• _Information supplied_:
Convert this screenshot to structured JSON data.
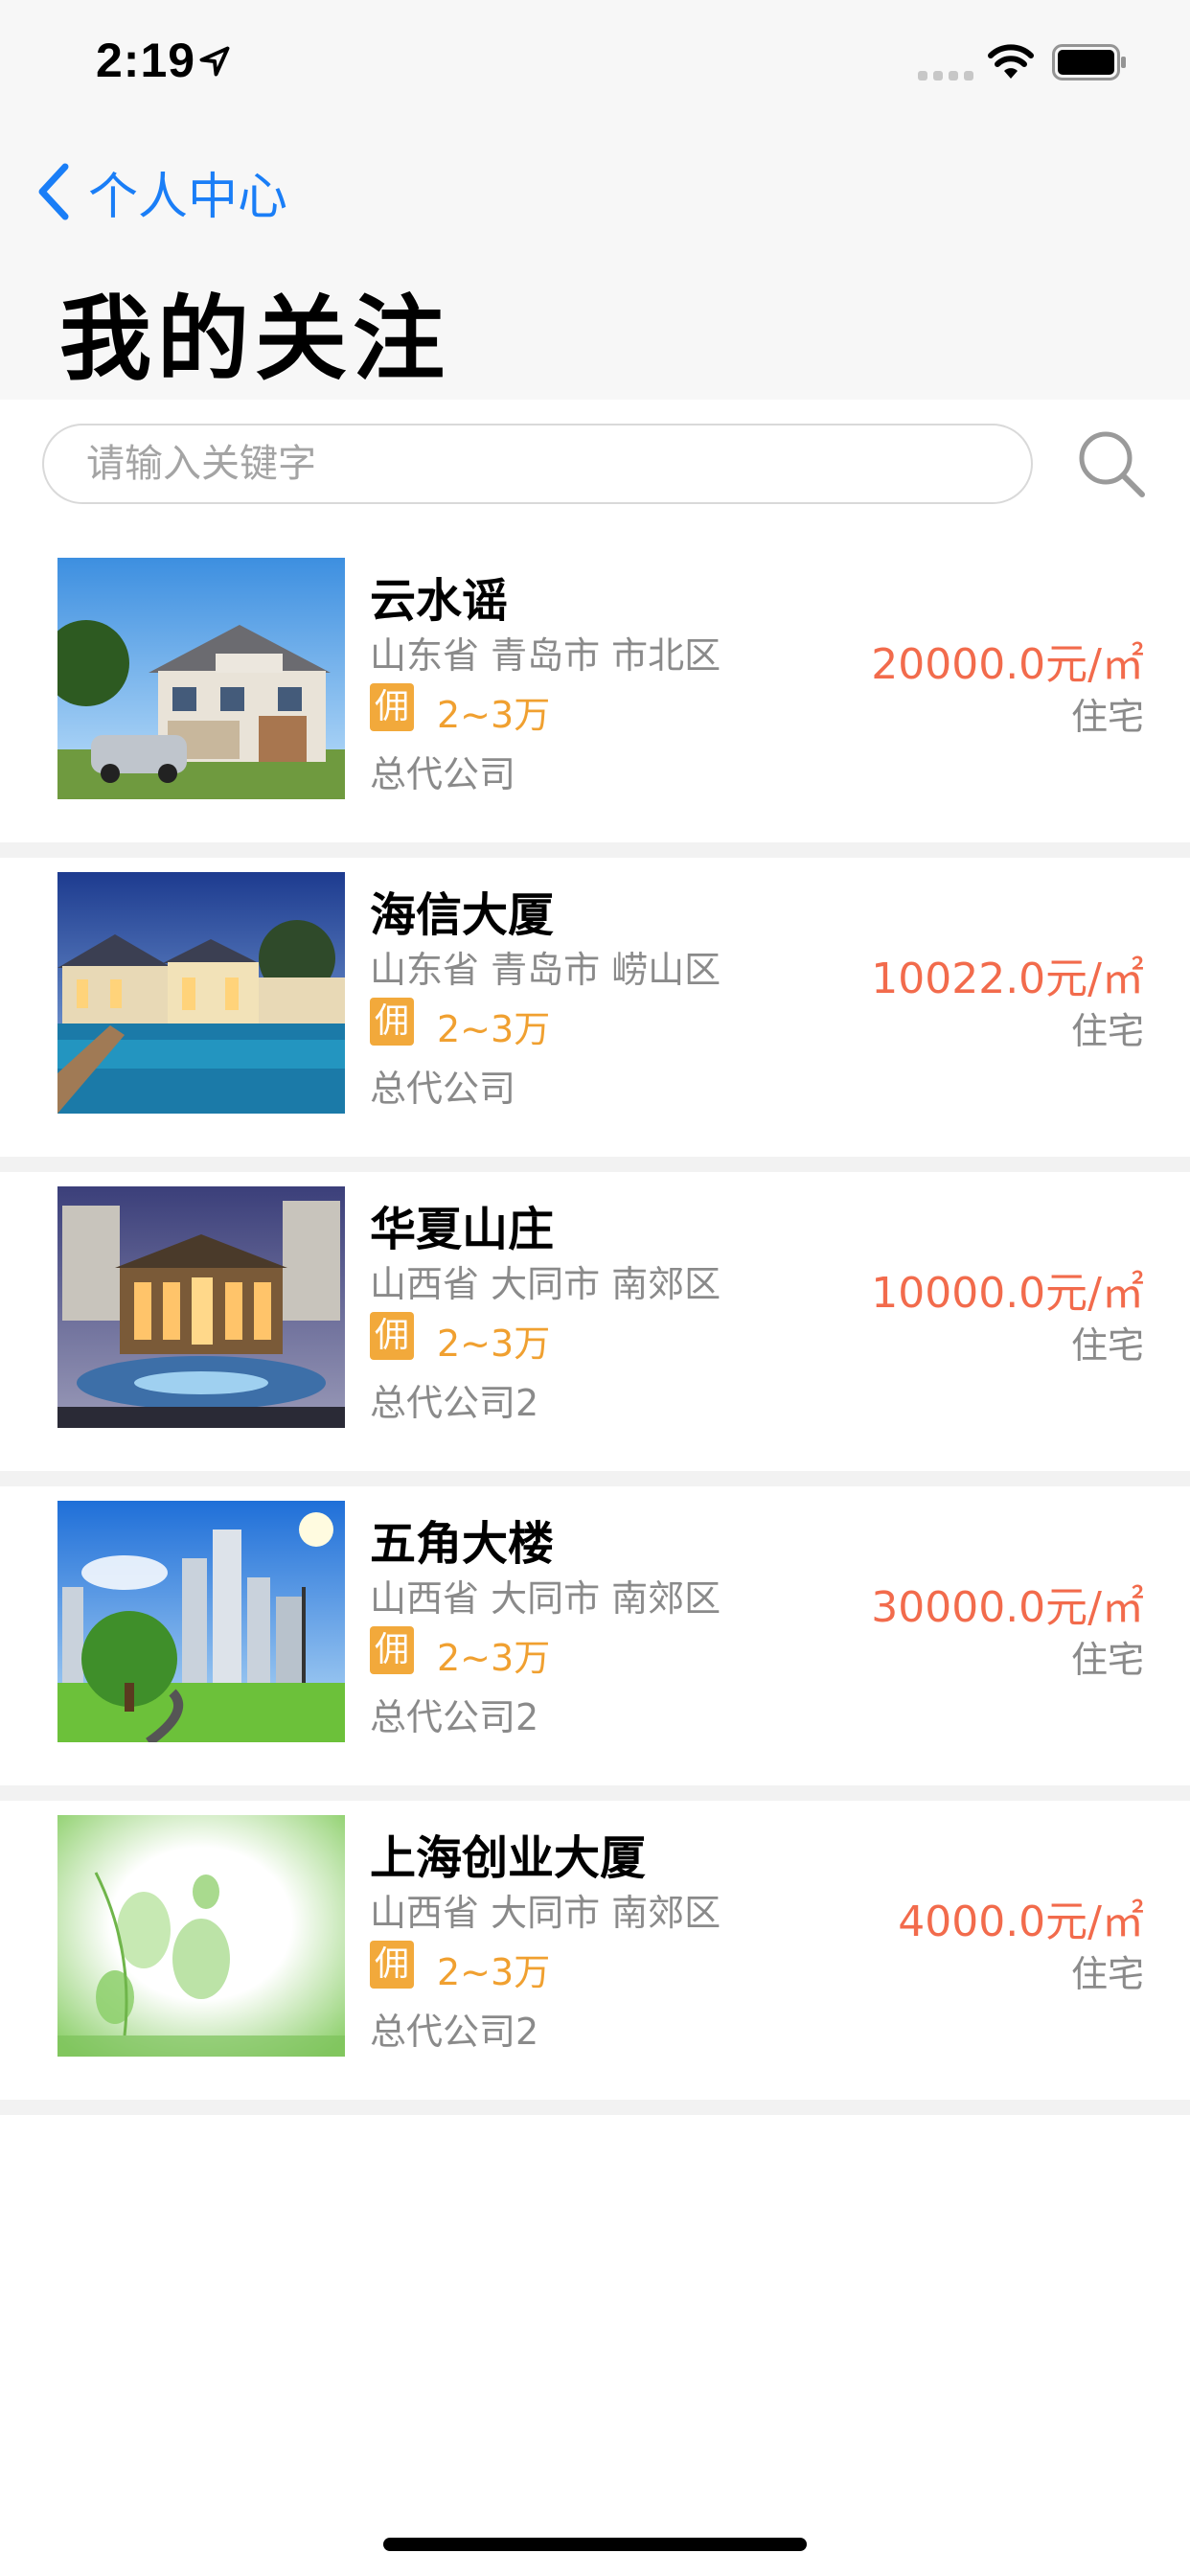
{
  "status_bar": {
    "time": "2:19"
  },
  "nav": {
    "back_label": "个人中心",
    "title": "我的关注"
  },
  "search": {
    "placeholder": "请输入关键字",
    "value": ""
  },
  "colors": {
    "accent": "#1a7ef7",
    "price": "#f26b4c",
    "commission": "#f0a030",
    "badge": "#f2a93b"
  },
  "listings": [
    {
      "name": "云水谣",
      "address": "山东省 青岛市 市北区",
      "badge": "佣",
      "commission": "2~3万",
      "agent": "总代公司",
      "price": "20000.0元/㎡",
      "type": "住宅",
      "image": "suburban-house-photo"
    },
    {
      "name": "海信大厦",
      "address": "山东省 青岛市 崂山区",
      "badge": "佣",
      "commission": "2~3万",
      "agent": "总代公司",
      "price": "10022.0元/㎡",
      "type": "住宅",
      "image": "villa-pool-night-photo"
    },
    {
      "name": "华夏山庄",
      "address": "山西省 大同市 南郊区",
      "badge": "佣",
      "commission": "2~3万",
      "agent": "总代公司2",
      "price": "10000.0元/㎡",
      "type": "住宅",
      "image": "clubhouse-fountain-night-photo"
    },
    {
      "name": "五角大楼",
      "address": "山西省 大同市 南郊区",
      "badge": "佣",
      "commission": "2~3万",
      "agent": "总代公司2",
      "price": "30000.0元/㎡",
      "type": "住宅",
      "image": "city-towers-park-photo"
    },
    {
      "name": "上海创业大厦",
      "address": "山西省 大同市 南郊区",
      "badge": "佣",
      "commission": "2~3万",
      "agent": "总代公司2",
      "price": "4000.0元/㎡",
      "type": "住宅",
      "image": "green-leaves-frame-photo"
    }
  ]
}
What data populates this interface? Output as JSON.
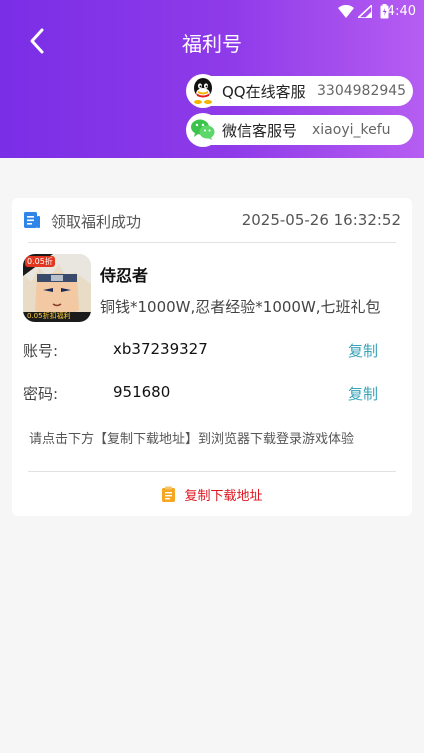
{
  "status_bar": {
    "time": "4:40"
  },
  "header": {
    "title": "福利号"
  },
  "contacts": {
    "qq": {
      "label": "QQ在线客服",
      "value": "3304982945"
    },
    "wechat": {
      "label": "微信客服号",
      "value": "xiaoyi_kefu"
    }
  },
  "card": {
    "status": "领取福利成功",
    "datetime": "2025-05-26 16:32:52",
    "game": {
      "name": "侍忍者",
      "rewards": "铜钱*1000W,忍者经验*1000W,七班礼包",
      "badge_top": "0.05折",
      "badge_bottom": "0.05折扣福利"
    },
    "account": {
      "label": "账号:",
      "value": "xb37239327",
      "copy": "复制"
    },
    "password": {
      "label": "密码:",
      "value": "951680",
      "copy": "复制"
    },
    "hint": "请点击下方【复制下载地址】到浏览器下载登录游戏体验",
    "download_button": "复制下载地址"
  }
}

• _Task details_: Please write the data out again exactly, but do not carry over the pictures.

• _Result_:
Convert this screenshot to structured JSON data.
{
  "status_bar": {
    "time": "2:19"
  },
  "nav": {
    "back_label": "个人中心",
    "title": "我的关注"
  },
  "search": {
    "placeholder": "请输入关键字",
    "value": ""
  },
  "colors": {
    "accent": "#1a7ef7",
    "price": "#f26b4c",
    "commission": "#f0a030",
    "badge": "#f2a93b"
  },
  "listings": [
    {
      "name": "云水谣",
      "address": "山东省 青岛市 市北区",
      "badge": "佣",
      "commission": "2~3万",
      "agent": "总代公司",
      "price": "20000.0元/㎡",
      "type": "住宅",
      "image": "suburban-house-photo"
    },
    {
      "name": "海信大厦",
      "address": "山东省 青岛市 崂山区",
      "badge": "佣",
      "commission": "2~3万",
      "agent": "总代公司",
      "price": "10022.0元/㎡",
      "type": "住宅",
      "image": "villa-pool-night-photo"
    },
    {
      "name": "华夏山庄",
      "address": "山西省 大同市 南郊区",
      "badge": "佣",
      "commission": "2~3万",
      "agent": "总代公司2",
      "price": "10000.0元/㎡",
      "type": "住宅",
      "image": "clubhouse-fountain-night-photo"
    },
    {
      "name": "五角大楼",
      "address": "山西省 大同市 南郊区",
      "badge": "佣",
      "commission": "2~3万",
      "agent": "总代公司2",
      "price": "30000.0元/㎡",
      "type": "住宅",
      "image": "city-towers-park-photo"
    },
    {
      "name": "上海创业大厦",
      "address": "山西省 大同市 南郊区",
      "badge": "佣",
      "commission": "2~3万",
      "agent": "总代公司2",
      "price": "4000.0元/㎡",
      "type": "住宅",
      "image": "green-leaves-frame-photo"
    }
  ]
}
What data populates this interface? Output as JSON.
{
  "status_bar": {
    "time": "4:40"
  },
  "header": {
    "title": "福利号"
  },
  "contacts": {
    "qq": {
      "label": "QQ在线客服",
      "value": "3304982945"
    },
    "wechat": {
      "label": "微信客服号",
      "value": "xiaoyi_kefu"
    }
  },
  "card": {
    "status": "领取福利成功",
    "datetime": "2025-05-26 16:32:52",
    "game": {
      "name": "侍忍者",
      "rewards": "铜钱*1000W,忍者经验*1000W,七班礼包",
      "badge_top": "0.05折",
      "badge_bottom": "0.05折扣福利"
    },
    "account": {
      "label": "账号:",
      "value": "xb37239327",
      "copy": "复制"
    },
    "password": {
      "label": "密码:",
      "value": "951680",
      "copy": "复制"
    },
    "hint": "请点击下方【复制下载地址】到浏览器下载登录游戏体验",
    "download_button": "复制下载地址"
  }
}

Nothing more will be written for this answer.